The influence of stress, position, and utterance length on the pressure characteristics of English /p/ and /b/.
MedLine Citation:
PMID:  6865366     Owner:  NLM     Status:  MEDLINE    
This study examines pressure characteristics of /p/ and /b/ as a function of position with regard to stress and position within the utterance. Eight female talkers produced utterances which varied in length from one to five disyllables ([pápe] or [bábe]). Results demonstrate the importance of utterance position for the magnitude of supraglottal pressure in stops. Except in voiceless stops found in the first words of utterances, pressure was greater in the prestressed than in the poststressed position. The pressure difference distinguishing /p/ and /b/ was reduced considerably when these stops occurred in absolute utterance-initial position. A post hoc analysis revealed that pressure increased much more slowly in initial than in noninitial stops and that /p/ and /b/ were not distinguished by the rate at which supraglottal pressure increased when these stops occurred in utterance-initial position. Finally, it was found that the pressure of stops in the first words of utterances increased as a function of utterance length, suggesting preplanning for sentence production at the respiratory level.
J E Flege
Related Documents :
15737246 - Carbon dioxide elimination and gas displacement vary with piston position during high-f...
22825686 - Pressure overload-induced cardiac remodeling and dysfunction in the absence of interleu...

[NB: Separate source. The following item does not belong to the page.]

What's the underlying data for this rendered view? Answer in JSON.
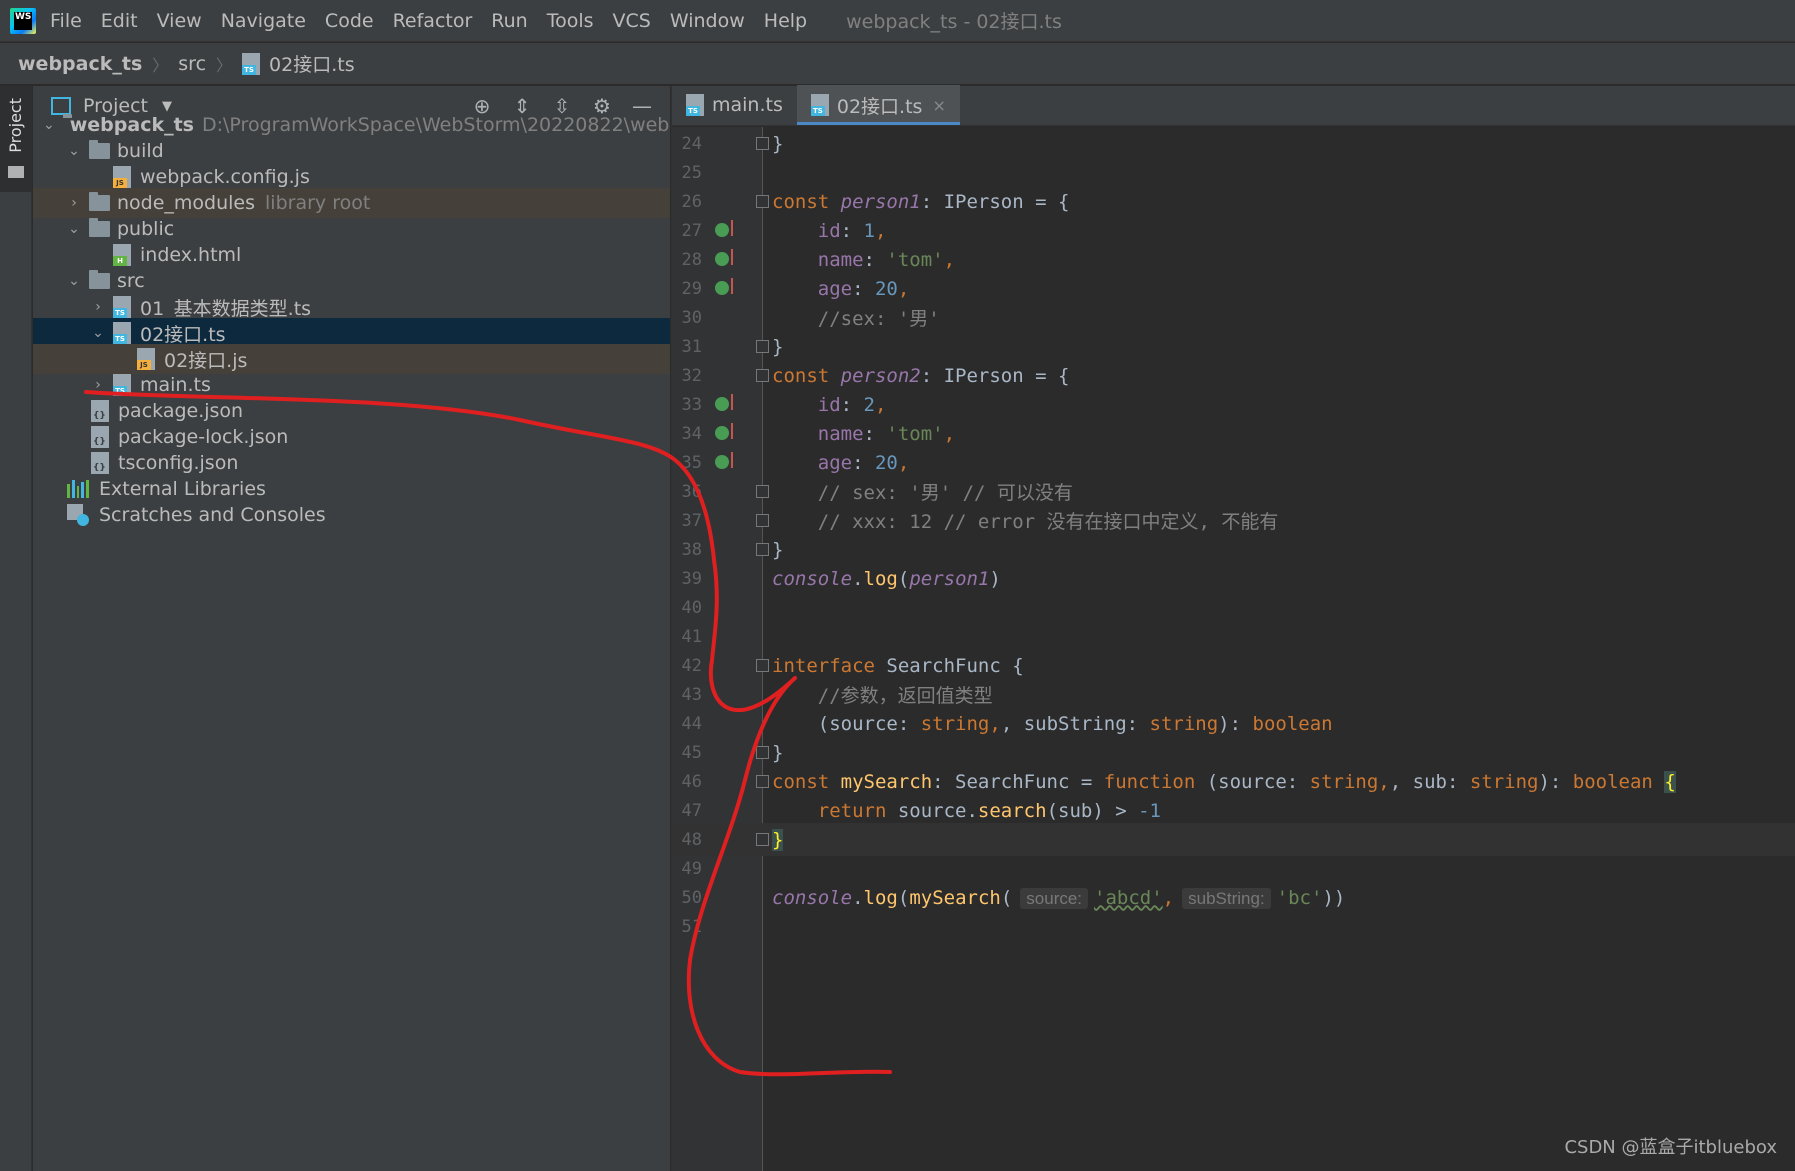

21569466 - Genetics of the ceramide/sphingosine-1-phosphate rheostat in blood pressure regulation ...
1515356 - The course of respiration and circulation in death due to typical hanging.
2325356 - Neurological outcome after a severe herpes simplex encephalitis treated with acyclovir ...

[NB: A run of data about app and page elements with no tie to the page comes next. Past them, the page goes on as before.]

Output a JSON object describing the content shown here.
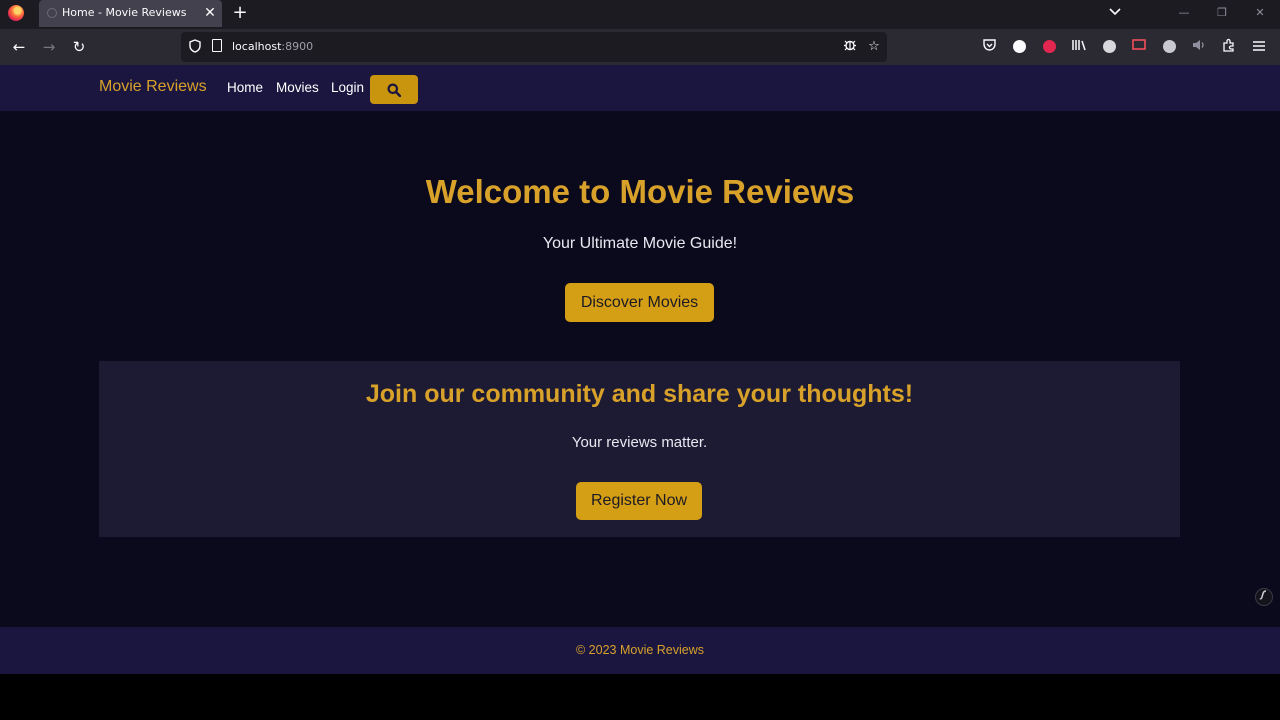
{
  "browser": {
    "tab": {
      "title": "Home - Movie Reviews",
      "close_glyph": "✕"
    },
    "new_tab_glyph": "+",
    "tab_list_glyph": "⌄",
    "window_controls": {
      "minimize": "—",
      "maximize": "❐",
      "close": "✕"
    },
    "nav": {
      "back": "←",
      "forward": "→",
      "reload": "↻"
    },
    "url": {
      "host": "localhost",
      "port": ":8900"
    },
    "icons": {
      "url_actions": [
        "bug-icon",
        "star-icon"
      ],
      "toolbar": [
        "pocket-icon",
        "info-extension-icon",
        "red-extension-icon",
        "library-icon",
        "circle-extension-icon",
        "screen-extension-icon",
        "adblock-icon",
        "speaker-icon",
        "extensions-icon",
        "menu-icon"
      ]
    }
  },
  "site": {
    "brand": "Movie Reviews",
    "nav_links": [
      "Home",
      "Movies",
      "Login"
    ],
    "hero": {
      "title": "Welcome to Movie Reviews",
      "subtitle": "Your Ultimate Movie Guide!",
      "button": "Discover Movies"
    },
    "community": {
      "title": "Join our community and share your thoughts!",
      "subtitle": "Your reviews matter.",
      "button": "Register Now"
    },
    "footer": "© 2023 Movie Reviews"
  },
  "colors": {
    "accent": "#d49f14",
    "brand_text": "#d8a12a",
    "nav_bg": "#1b1640",
    "page_bg": "#0b0a1c",
    "card_bg": "#1d1b33"
  }
}
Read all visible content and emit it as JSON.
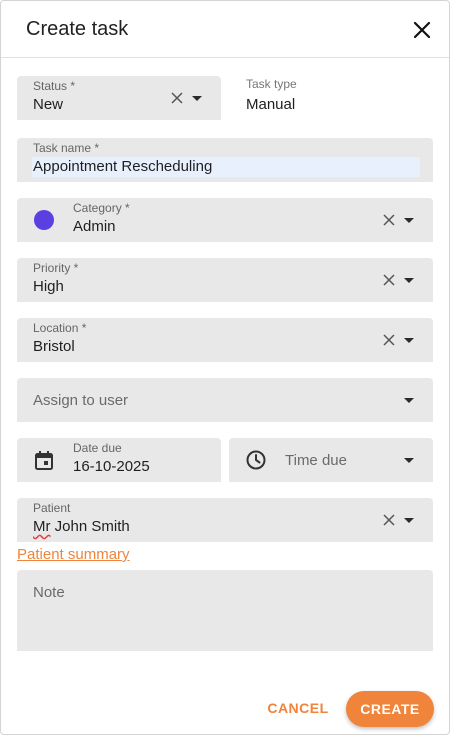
{
  "dialog": {
    "title": "Create task",
    "close_icon": "close-icon"
  },
  "status": {
    "label": "Status *",
    "value": "New"
  },
  "task_type": {
    "label": "Task type",
    "value": "Manual"
  },
  "task_name": {
    "label": "Task name *",
    "value": "Appointment Rescheduling"
  },
  "category": {
    "label": "Category *",
    "value": "Admin",
    "color": "#5b3fe0"
  },
  "priority": {
    "label": "Priority *",
    "value": "High"
  },
  "location": {
    "label": "Location *",
    "value": "Bristol"
  },
  "assign": {
    "placeholder": "Assign to user"
  },
  "date_due": {
    "label": "Date due",
    "value": "16-10-2025",
    "icon": "calendar-icon"
  },
  "time_due": {
    "placeholder": "Time due",
    "icon": "clock-icon"
  },
  "patient": {
    "label": "Patient",
    "title": "Mr",
    "name": "John Smith"
  },
  "patient_summary_link": "Patient summary",
  "note": {
    "placeholder": "Note"
  },
  "actions": {
    "cancel": "CANCEL",
    "create": "CREATE"
  },
  "colors": {
    "accent": "#f0843a",
    "field_bg": "#e8e8e8",
    "highlight": "#e8f0fe"
  }
}
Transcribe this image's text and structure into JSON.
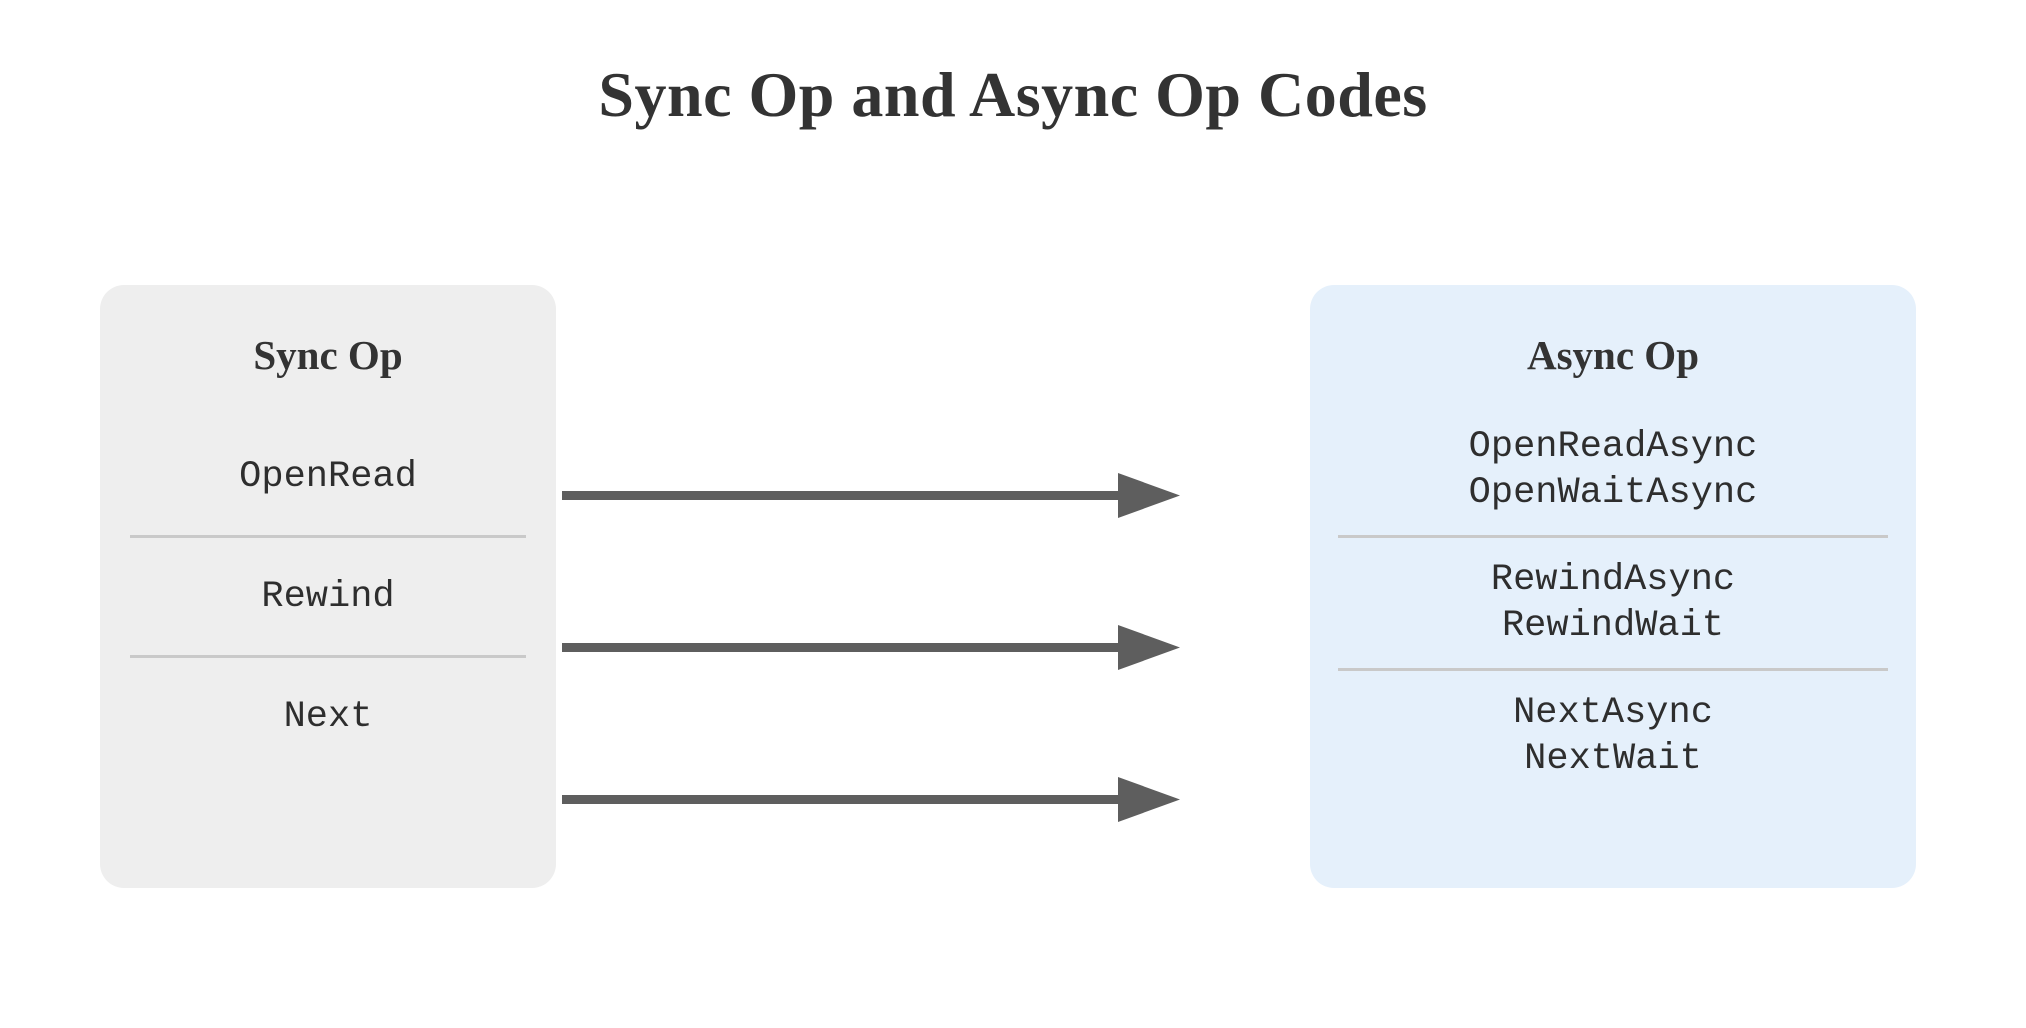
{
  "title": "Sync Op and Async Op Codes",
  "colors": {
    "background": "#ffffff",
    "title_text": "#333333",
    "sync_panel_bg": "#eeeeee",
    "async_panel_bg": "#e5f0fb",
    "op_text": "#2e2e2e",
    "divider": "#c9c9c9",
    "arrow": "#5e5e5e"
  },
  "sync_panel": {
    "header": "Sync Op",
    "groups": [
      {
        "ops": [
          "OpenRead"
        ]
      },
      {
        "ops": [
          "Rewind"
        ]
      },
      {
        "ops": [
          "Next"
        ]
      }
    ]
  },
  "async_panel": {
    "header": "Async Op",
    "groups": [
      {
        "ops": [
          "OpenReadAsync",
          "OpenWaitAsync"
        ]
      },
      {
        "ops": [
          "RewindAsync",
          "RewindWait"
        ]
      },
      {
        "ops": [
          "NextAsync",
          "NextWait"
        ]
      }
    ]
  },
  "arrows": [
    {
      "from": "OpenRead",
      "to": "OpenReadAsync"
    },
    {
      "from": "Rewind",
      "to": "RewindAsync"
    },
    {
      "from": "Next",
      "to": "NextAsync"
    }
  ]
}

9011446 - Three-dimensional imaging of the lower esophageal sphincter in healthy subjects and gas...
Publication Detail:
Type:  Journal Article; Research Support, U.S. Gov't, P.H.S.    
Journal Detail:

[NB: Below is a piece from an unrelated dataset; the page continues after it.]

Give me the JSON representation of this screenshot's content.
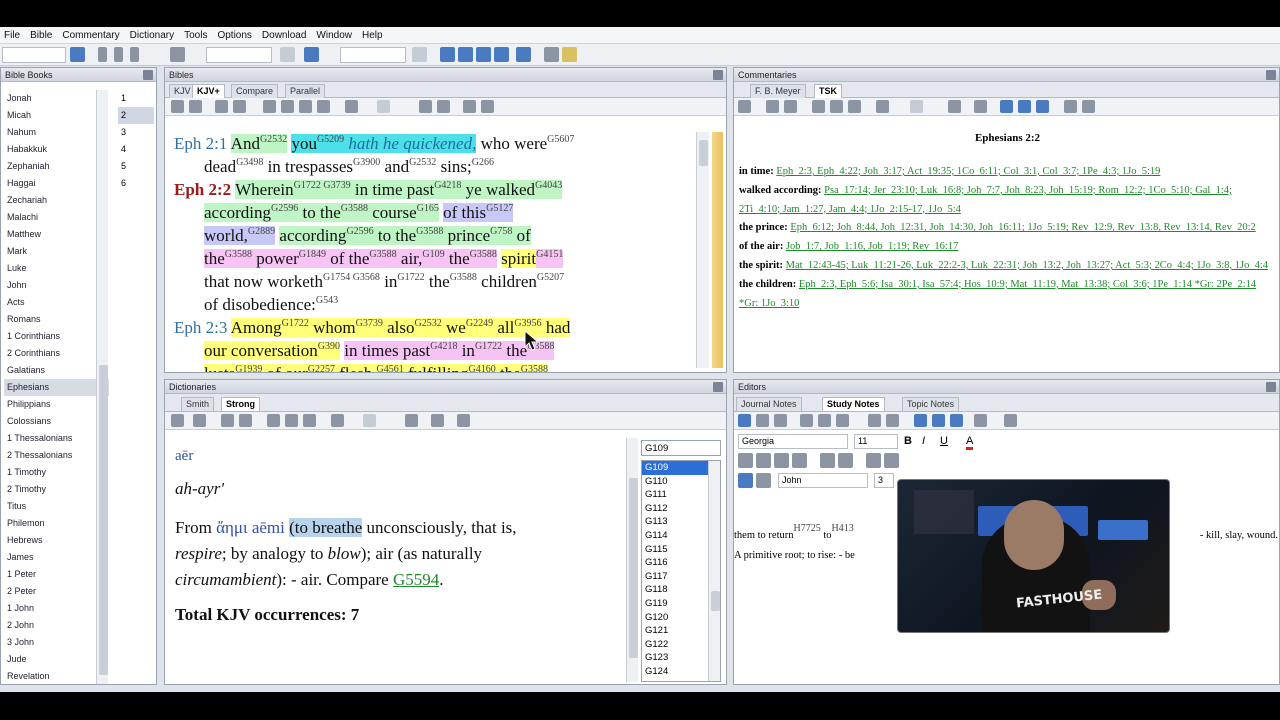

Title:  Journal of speech and hearing research     Volume:  26     ISSN:  0022-4685     ISO Abbreviation:  J Speech Hear Res     Publication Date:  1983 Mar 
Date Detail:
Created Date:  1983-08-26     Completed Date:  1983-08-26     Revised Date:  2007-11-14    
Medline Journal Info:
Nlm Unique ID:  0376336     Medline TA:  J Speech Hear Res     Country:  UNITED STATES    
Other Details:
Languages:  eng     Pagination:  111-8     Citation Subset:  IM    
Export Citation:
APA/MLA Format     Download EndNote     Download BibTex
MeSH Terms
Air Pressure
Larynx / physiology
Speech / physiology*
Grant Support

From MEDLINE®/PubMed®, a database of the U.S. National Library of Medicine

Previous Document:  Oral vs. manual tapping with delayed auditory feedback as measures of cerebral dominance.
Next Document:  Voice onset time in young and 70-year-old women.